People’s spiritual awareness varies throughout the day, rather than being constant, a new study has found.
Researchers from the University of Connecticut found that people had the highest levels of spiritual awareness in the morning and while engaged in activities such as praying, worship, and meditation.
Spiritual awareness also was high when people listened to music, read, or exercised. It was low while people were doing work-related activities or playing video games.
Being at work reduced spiritual awareness, which the authors measured as self-reported awareness of God, a higher power, or larger ideal.
Those who worked the most appeared to have the lowest awareness.
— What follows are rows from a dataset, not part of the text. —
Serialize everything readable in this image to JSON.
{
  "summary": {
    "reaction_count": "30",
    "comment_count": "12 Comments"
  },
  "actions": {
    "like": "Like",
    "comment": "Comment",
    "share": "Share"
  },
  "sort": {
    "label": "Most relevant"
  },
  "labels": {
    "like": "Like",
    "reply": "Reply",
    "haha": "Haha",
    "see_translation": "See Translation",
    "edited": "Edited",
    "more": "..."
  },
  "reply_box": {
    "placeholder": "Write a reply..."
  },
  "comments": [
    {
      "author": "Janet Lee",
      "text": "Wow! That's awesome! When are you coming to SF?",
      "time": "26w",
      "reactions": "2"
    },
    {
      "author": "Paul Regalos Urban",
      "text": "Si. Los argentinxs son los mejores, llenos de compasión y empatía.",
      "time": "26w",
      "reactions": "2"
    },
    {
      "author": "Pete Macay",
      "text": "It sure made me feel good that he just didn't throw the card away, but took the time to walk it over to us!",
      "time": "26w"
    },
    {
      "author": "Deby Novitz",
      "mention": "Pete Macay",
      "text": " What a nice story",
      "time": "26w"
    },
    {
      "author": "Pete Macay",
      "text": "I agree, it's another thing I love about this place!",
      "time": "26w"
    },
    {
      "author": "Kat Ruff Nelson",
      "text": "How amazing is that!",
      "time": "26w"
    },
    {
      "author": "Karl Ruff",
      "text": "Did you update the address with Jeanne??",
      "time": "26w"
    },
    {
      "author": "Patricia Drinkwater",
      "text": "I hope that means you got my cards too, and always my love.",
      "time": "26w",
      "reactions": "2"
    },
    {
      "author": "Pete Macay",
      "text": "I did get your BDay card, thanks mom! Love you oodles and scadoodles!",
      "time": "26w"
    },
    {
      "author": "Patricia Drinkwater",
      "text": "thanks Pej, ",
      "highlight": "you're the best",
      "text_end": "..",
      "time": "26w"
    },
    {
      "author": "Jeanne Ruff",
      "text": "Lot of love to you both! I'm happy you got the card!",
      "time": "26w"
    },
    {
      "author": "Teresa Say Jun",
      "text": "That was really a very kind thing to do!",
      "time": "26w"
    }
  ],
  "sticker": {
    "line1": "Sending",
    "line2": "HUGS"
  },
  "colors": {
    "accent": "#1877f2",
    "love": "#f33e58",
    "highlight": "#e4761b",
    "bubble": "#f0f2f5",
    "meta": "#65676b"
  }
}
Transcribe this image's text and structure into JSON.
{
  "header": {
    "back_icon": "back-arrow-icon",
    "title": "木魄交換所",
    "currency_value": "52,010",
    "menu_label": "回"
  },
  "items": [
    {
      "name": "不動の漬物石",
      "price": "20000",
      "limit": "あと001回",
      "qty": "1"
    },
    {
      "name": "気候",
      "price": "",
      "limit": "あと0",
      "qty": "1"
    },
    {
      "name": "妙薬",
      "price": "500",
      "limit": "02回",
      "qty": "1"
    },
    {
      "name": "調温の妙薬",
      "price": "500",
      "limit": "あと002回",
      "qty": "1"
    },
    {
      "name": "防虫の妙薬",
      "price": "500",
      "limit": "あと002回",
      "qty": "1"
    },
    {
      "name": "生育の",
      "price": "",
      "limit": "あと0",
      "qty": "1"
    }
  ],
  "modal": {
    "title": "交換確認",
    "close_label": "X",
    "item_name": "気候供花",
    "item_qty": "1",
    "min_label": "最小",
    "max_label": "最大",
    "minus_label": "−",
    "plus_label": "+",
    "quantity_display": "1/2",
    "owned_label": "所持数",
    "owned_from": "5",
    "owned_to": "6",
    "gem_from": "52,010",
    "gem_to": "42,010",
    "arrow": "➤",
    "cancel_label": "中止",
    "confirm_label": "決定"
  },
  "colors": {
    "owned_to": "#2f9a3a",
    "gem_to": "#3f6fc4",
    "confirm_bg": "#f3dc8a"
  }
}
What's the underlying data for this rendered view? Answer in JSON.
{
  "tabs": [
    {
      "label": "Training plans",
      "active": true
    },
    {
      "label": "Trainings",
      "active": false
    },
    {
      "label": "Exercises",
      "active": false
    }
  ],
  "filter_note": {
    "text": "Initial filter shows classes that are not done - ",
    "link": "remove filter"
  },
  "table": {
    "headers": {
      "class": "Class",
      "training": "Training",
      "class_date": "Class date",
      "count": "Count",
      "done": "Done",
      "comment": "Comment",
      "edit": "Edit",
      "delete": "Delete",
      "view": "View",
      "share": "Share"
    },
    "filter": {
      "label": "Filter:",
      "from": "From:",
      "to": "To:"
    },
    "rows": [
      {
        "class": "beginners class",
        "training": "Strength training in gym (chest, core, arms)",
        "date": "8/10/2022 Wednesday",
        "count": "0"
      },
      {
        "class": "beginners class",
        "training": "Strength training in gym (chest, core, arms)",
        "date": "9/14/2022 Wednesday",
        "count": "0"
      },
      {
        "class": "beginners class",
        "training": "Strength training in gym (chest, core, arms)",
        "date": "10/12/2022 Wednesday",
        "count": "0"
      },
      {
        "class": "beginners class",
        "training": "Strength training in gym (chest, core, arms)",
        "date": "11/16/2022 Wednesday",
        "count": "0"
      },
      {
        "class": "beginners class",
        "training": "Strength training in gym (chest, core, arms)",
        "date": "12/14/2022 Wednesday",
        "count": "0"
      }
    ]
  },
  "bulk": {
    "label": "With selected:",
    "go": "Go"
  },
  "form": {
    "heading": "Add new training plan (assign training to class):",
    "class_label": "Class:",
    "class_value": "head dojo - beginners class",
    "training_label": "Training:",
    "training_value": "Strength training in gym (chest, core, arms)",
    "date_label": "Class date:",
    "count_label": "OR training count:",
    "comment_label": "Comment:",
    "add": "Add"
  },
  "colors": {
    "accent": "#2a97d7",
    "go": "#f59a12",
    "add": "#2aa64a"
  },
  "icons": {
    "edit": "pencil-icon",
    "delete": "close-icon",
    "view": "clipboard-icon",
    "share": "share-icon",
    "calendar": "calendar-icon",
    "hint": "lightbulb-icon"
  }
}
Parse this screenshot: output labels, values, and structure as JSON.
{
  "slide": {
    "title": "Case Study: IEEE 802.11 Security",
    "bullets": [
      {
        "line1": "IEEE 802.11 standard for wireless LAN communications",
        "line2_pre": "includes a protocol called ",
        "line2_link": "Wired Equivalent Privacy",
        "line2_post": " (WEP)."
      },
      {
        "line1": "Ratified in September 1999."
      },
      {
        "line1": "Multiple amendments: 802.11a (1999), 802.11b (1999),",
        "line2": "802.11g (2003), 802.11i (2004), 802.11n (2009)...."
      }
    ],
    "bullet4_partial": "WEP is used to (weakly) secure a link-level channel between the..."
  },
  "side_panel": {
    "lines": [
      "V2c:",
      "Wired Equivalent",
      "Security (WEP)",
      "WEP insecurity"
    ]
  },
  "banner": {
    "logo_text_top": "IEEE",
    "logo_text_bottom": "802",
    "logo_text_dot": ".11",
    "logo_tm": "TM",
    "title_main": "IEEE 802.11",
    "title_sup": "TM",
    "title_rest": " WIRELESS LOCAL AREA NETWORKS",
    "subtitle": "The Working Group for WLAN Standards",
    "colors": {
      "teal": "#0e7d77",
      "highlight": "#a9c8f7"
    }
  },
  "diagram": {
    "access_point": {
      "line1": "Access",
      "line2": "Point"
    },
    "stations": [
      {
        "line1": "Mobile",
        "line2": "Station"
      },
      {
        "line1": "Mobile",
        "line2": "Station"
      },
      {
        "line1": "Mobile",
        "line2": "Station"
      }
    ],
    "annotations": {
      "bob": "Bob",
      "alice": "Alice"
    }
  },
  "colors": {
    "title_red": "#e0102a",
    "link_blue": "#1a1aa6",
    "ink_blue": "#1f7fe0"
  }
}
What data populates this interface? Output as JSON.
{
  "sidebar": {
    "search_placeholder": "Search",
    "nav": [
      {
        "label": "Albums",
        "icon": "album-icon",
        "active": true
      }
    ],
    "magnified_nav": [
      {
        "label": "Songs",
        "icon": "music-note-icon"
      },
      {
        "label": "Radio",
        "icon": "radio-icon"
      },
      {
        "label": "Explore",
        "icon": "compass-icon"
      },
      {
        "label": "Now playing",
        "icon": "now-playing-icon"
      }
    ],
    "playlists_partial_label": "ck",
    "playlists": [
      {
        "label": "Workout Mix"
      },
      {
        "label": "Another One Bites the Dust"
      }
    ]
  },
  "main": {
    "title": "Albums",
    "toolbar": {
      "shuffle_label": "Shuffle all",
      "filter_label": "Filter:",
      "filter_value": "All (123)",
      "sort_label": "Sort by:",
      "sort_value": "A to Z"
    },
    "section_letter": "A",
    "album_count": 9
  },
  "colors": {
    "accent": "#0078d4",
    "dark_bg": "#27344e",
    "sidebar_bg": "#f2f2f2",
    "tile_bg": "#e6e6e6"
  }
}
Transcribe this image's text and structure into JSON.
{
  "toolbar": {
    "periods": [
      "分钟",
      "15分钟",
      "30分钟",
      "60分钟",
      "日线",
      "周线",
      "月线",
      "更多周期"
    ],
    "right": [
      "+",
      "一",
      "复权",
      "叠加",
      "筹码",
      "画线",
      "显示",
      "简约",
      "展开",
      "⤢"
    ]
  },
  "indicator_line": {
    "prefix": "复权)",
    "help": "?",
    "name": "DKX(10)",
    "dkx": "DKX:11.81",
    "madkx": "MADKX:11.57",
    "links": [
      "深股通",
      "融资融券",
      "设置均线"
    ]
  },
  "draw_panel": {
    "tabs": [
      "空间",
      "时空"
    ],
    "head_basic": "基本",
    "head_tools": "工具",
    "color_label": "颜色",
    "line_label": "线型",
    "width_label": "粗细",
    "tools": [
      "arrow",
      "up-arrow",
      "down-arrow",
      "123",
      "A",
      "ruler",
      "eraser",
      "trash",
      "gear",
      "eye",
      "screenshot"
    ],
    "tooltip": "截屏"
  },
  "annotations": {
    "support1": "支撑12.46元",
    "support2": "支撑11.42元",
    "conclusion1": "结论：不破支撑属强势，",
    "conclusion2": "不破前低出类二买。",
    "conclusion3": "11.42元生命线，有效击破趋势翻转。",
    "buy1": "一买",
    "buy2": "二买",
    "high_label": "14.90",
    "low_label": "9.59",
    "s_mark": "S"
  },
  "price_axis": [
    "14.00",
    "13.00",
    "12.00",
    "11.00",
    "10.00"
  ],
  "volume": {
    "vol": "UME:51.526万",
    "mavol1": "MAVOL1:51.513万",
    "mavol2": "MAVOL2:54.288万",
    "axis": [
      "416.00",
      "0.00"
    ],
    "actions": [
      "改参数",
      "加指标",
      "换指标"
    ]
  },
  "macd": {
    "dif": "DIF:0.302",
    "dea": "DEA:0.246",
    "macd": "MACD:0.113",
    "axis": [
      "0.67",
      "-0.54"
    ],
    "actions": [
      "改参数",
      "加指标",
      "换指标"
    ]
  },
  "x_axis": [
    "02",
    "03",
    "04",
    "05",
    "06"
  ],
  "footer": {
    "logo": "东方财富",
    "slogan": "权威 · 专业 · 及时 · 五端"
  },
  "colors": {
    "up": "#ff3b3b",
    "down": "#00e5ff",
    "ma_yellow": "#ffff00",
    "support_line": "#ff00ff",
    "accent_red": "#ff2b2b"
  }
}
The study also found that the kind of people who watched the news had higher overall spiritual awareness than those who did not; however, the act of watching the news lowered awareness for everyone.
“What surprised us is how much people vary in awareness of God across the day and across activities,” said co-author Bradley R E Wright, an associate professor of sociology at the University of Connecticut.
“There is a complex interplay between spiritual awareness and the situation,” Wright said.
“Sometimes the situation you are in affects your spiritual awareness. Other times your spiritual awareness affects the situation you’re in,” Wright said.
This study analyses data from the larger SoulPulse study, which collects data using participants’ smartphones. This experience sampling method allowed researchers to track spiritual awareness in real time during study participants’ normal daily activities.
A total of 2,439 people in the US took two SoulPulse surveys each day for two weeks between November 2013 and May 2015. Wright and his collaborators used that data for their study.
Each daily survey included 15 to 25 randomly selected questions from a larger pool of 120 daily questions.
Although the participants of the study were socially and geographically diverse, the study group is not a representative sample of US because it was limited to people who owned a smartphone and who self-selected into the study, researchers said.
The study will be presented at the 110th Annual Meeting of the American Sociological Association in Chicago.